*** Opening of Source data ***

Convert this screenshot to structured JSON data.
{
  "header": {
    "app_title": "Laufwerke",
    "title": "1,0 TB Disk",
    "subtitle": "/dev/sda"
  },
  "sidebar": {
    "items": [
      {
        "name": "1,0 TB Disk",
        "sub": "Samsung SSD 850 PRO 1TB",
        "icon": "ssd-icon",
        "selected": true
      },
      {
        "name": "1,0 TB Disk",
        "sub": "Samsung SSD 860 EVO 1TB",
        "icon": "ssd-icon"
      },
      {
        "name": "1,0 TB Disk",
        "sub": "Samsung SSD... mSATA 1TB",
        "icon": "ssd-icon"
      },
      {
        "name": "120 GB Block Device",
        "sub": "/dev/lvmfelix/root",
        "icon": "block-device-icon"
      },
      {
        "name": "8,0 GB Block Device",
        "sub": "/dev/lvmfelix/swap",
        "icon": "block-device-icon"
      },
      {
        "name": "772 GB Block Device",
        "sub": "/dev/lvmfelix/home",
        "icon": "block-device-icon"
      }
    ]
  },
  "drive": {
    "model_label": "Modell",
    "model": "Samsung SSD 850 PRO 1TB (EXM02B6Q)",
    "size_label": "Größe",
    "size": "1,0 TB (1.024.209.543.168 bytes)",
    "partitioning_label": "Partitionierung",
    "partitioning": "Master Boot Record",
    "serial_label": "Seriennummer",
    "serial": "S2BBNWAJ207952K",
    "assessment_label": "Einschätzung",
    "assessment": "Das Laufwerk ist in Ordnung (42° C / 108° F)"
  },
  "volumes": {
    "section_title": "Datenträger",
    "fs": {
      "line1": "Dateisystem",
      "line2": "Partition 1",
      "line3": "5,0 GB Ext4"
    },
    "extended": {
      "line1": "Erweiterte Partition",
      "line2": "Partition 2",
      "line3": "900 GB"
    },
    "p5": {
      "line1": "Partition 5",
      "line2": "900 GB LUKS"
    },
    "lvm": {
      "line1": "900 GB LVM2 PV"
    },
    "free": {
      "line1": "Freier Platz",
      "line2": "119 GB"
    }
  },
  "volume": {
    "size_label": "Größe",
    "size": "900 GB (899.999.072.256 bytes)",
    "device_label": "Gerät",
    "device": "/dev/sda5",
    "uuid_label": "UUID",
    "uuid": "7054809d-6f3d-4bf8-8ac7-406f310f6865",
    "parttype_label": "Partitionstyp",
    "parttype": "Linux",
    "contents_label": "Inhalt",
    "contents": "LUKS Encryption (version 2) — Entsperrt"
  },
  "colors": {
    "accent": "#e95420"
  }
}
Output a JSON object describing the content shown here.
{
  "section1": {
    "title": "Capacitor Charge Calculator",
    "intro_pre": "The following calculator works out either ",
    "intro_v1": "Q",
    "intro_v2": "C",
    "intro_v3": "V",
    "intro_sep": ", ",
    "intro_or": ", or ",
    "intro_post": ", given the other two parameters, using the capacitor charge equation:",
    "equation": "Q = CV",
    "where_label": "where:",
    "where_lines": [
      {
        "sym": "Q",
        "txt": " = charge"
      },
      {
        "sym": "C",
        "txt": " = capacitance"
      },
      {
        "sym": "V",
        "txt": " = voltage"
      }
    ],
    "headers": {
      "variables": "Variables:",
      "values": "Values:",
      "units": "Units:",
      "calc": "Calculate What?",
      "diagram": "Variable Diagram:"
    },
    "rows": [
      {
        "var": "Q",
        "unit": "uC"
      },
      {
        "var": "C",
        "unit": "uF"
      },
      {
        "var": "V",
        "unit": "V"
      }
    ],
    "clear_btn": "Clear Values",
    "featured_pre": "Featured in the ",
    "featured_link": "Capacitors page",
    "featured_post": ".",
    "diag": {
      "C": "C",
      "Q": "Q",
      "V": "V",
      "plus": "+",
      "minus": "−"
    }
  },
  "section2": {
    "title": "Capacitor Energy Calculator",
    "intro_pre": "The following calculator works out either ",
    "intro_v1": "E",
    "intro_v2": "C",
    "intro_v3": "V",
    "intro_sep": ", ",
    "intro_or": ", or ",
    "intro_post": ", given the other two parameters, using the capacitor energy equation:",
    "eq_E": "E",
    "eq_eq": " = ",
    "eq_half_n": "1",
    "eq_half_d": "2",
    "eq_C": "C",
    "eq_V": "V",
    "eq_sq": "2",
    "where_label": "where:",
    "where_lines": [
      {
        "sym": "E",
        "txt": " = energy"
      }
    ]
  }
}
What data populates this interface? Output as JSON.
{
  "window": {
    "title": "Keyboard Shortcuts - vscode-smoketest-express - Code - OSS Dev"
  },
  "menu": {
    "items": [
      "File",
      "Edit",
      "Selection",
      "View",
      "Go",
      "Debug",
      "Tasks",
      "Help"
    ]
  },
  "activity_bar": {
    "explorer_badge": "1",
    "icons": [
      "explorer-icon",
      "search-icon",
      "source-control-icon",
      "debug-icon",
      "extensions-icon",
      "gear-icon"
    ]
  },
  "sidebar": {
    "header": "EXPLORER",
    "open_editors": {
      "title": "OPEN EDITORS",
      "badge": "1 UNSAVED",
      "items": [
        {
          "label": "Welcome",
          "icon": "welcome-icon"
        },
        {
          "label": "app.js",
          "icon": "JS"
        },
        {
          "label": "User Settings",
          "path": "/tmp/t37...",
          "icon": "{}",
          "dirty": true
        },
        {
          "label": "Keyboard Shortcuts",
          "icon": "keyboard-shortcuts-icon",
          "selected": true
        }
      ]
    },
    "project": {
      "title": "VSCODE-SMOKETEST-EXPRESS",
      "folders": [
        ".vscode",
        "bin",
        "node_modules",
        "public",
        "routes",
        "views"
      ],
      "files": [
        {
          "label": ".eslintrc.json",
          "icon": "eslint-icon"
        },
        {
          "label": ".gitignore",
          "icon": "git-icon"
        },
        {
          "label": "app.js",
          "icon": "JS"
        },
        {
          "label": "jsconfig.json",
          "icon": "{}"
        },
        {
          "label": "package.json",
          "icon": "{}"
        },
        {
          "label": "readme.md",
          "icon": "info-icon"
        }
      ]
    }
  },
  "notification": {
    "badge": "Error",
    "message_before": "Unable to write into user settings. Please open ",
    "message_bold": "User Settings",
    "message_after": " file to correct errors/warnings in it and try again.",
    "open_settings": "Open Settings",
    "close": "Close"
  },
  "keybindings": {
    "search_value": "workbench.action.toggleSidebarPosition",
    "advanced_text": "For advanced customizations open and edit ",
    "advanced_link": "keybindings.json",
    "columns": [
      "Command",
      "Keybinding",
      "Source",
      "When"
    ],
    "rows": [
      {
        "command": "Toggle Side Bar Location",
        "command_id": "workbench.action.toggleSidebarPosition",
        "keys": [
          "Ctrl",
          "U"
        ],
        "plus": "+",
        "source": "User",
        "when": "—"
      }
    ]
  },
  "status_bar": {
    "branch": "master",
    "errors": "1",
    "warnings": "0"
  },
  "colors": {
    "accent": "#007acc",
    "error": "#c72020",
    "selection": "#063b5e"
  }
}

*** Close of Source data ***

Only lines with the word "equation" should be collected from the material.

▸ Your response
    "intro_post": ", given the other two parameters, using the capacitor charge equation:",
    "equation": "Q = CV",
    "intro_post": ", given the other two parameters, using the capacitor energy equation:",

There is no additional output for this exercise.